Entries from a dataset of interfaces
/---

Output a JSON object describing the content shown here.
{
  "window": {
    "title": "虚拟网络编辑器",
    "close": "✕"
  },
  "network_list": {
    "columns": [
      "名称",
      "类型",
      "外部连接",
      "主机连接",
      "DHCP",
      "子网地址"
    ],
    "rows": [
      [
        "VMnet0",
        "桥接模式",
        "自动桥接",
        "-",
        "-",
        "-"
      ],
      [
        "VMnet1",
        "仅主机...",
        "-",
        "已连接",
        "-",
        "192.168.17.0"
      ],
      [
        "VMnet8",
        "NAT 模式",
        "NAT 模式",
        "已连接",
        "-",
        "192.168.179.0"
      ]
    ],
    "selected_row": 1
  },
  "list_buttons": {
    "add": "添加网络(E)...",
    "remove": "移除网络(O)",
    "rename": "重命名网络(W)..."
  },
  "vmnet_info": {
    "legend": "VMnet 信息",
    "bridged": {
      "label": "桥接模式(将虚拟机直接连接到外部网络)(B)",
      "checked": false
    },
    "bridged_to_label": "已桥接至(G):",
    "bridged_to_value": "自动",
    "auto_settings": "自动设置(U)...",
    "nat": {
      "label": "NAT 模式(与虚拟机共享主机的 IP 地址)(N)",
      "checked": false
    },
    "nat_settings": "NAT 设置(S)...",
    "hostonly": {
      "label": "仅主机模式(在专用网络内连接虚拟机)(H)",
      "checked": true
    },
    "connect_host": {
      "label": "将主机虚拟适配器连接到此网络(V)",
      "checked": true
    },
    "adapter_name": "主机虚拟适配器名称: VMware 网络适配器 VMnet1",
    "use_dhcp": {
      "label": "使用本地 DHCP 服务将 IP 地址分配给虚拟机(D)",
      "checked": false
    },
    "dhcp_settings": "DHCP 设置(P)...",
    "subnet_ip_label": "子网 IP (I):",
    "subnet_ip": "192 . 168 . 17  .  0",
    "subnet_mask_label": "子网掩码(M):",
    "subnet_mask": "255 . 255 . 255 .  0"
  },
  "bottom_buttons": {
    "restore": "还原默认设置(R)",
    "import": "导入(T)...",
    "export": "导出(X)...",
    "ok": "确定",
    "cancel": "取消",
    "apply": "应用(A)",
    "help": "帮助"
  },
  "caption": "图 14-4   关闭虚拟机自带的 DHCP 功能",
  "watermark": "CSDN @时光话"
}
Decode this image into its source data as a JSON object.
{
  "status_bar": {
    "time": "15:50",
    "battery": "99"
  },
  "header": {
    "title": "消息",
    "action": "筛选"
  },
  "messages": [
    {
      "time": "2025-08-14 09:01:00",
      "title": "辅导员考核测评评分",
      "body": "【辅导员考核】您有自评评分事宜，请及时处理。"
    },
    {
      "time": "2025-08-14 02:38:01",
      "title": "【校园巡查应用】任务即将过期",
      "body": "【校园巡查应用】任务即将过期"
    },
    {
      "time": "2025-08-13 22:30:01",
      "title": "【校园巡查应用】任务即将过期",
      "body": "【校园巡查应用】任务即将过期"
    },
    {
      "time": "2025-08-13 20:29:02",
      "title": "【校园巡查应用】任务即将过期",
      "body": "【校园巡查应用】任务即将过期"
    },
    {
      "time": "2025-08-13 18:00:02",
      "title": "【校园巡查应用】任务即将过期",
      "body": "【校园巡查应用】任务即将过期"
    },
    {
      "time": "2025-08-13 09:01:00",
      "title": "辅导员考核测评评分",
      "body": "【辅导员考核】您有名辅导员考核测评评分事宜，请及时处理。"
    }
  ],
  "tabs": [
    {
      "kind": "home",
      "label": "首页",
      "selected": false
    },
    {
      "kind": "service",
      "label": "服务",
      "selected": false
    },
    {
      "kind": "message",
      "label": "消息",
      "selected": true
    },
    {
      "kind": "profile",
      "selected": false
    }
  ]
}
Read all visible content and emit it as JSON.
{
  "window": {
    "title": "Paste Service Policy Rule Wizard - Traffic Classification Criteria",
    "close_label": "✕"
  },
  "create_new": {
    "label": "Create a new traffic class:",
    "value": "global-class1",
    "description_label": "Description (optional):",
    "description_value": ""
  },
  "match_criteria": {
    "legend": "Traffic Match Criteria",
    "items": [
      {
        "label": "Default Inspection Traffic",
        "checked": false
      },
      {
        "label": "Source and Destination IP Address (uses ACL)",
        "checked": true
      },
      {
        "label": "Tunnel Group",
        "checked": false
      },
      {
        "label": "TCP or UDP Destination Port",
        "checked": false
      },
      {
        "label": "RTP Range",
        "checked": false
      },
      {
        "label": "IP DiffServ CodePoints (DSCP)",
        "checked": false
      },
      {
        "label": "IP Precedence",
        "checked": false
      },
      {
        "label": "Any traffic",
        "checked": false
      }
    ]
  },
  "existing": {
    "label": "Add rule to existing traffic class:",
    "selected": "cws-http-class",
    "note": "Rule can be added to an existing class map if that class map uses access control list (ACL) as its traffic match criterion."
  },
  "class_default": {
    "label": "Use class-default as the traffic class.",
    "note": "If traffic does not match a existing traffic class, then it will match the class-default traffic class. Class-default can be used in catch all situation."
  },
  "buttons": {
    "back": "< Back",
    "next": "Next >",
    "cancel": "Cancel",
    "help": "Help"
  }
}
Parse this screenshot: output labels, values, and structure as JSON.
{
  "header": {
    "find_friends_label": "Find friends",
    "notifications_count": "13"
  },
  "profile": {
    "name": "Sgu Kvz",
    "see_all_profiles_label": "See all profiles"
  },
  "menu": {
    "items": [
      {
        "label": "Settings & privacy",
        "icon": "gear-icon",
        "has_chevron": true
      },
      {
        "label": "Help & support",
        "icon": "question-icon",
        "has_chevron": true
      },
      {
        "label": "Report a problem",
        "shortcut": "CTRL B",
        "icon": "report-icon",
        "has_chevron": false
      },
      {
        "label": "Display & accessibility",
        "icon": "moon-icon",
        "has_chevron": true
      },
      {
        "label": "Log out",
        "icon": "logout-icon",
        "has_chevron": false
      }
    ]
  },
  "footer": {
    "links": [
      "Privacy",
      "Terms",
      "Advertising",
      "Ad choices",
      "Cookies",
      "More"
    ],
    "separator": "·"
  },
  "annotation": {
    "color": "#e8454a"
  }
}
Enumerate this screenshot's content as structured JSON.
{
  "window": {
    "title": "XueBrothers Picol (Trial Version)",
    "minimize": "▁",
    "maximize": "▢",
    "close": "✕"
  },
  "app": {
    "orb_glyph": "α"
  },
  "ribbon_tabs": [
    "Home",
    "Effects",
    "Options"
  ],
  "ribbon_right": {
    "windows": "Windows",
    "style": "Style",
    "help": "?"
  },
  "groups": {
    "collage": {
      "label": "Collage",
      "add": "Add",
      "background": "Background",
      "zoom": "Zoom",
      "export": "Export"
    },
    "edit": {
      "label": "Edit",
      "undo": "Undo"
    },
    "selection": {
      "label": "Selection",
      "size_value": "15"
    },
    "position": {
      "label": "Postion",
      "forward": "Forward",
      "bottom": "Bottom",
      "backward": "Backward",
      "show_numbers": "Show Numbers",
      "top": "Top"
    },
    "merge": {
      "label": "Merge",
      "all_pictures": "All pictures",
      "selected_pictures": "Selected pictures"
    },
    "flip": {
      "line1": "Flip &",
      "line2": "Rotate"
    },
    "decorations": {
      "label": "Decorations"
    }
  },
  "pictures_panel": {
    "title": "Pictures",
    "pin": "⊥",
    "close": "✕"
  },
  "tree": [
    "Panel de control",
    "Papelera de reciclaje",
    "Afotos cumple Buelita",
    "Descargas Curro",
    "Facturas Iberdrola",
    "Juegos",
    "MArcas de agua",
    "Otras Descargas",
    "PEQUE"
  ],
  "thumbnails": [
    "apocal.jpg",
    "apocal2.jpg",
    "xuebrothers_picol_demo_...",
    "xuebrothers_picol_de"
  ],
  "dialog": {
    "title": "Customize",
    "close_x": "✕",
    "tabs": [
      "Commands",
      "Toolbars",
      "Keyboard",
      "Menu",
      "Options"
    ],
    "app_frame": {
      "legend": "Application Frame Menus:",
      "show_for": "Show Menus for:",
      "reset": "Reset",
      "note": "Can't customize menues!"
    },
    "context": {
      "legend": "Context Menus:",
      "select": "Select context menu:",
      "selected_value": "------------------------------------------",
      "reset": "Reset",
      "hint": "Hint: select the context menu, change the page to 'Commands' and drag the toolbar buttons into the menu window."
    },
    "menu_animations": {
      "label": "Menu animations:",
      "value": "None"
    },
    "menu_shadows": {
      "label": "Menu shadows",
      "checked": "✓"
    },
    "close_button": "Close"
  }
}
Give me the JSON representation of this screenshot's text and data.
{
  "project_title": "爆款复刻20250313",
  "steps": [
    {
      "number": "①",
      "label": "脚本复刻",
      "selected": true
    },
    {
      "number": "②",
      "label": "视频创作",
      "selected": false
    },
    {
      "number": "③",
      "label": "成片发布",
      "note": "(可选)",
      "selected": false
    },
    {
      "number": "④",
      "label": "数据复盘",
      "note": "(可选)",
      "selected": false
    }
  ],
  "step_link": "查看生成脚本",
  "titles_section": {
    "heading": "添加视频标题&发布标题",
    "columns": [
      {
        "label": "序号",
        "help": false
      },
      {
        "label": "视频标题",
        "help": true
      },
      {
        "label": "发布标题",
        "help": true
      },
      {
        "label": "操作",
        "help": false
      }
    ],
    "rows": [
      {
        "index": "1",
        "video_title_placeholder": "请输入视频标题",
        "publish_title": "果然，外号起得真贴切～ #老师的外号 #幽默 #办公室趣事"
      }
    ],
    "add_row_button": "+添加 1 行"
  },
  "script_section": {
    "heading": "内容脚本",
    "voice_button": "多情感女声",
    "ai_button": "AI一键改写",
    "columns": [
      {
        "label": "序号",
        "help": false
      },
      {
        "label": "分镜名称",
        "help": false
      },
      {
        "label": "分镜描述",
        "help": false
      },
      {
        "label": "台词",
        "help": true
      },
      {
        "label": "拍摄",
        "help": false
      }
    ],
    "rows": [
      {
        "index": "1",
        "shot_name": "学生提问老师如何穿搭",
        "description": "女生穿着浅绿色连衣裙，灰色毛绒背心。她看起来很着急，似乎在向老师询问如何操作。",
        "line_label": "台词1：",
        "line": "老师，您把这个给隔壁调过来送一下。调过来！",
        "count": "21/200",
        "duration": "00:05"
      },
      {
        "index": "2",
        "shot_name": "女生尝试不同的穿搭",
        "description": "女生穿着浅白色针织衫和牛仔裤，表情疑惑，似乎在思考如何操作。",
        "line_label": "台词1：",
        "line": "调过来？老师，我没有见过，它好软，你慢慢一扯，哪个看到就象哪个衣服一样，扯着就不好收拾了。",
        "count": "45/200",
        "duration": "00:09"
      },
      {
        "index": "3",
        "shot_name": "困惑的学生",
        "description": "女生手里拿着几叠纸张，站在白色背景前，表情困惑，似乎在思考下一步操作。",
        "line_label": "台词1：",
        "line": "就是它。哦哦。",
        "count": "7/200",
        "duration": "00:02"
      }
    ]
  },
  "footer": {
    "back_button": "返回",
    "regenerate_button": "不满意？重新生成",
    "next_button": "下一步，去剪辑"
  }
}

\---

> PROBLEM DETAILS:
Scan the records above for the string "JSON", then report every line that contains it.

> SOLUTION FOR THIS TASK:
Output a JSON object describing the content shown here.
Decode this image into its source data as a JSON object.
Read all visible content and emit it as JSON.
Parse this screenshot: output labels, values, and structure as JSON.
Enumerate this screenshot's content as structured JSON.
Give me the JSON representation of this screenshot's text and data.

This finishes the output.